Other firms are also looking to move beyond net zero. Fortune 500 biotechnology company Biogen announced this week plans to be entirely fossil fuel-free by 2040, while requiring 90% of its suppliers to move to 100% renewable electricity by the same date.
These developments should be welcomed in the context of global carbon offsetting markets that need improvement due to issues around double counting, junk credits and schemes that don’t hit the mark on removing CO2. As we noted last week, a global taskforce has been set up to improve standards in the market, but these will take time to implement.
While there is still some mystification around what the term means – and certainly in how it applies to corporates – moving from net zero to “absolute zero” will perhaps become the standard for what is considered an effective carbon-neutral plan. This means less reliance on offsets and more on direct emissions reduction, then expanding this philosophy out to supply chains: “insetting”, rather than offsetting.
As we’ve previously noted, in absence of political leadership on climate change in the US, businesses and cities are leading the way. It seems Big Tech companies, with their financial resources and technological advantage, are one step ahead of the game.

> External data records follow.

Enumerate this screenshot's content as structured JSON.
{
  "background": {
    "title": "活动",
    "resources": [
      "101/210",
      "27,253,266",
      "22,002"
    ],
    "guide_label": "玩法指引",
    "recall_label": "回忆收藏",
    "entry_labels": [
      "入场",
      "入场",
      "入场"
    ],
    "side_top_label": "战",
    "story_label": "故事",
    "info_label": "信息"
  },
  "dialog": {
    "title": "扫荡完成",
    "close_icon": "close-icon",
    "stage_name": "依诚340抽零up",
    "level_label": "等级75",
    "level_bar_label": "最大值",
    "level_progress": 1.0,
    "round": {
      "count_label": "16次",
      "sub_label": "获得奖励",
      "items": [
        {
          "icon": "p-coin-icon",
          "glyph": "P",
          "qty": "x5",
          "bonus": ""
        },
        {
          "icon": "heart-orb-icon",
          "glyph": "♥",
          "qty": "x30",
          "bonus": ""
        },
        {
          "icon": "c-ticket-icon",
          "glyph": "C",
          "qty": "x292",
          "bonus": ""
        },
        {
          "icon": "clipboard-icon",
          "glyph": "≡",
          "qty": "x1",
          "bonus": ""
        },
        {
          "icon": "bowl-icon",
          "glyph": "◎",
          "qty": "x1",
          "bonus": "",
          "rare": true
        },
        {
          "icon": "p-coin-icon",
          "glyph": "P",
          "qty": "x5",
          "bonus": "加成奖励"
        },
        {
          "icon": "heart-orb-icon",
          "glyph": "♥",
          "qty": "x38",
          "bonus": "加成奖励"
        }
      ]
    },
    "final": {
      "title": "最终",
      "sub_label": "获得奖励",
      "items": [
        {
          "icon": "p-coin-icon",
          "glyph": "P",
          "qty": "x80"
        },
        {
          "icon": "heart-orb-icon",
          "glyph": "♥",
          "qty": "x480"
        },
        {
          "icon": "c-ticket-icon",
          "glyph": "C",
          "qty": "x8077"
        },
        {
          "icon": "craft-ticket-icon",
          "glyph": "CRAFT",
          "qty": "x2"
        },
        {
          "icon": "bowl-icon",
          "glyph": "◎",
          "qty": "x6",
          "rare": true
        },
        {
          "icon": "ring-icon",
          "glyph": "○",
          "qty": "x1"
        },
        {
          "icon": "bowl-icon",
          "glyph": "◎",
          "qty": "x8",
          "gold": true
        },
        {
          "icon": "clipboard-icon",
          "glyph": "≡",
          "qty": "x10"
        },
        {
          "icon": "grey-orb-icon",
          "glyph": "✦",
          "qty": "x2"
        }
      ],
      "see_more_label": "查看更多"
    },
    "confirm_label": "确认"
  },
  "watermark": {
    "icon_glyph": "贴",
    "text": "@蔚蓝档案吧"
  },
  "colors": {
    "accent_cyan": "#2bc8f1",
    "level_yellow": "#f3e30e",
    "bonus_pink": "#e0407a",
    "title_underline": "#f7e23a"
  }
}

While debates about Big Tech’s power and antitrust continue, however, could these firms also move to dominate the climate solutions arena?
Marc Height is Head of ESG at Curation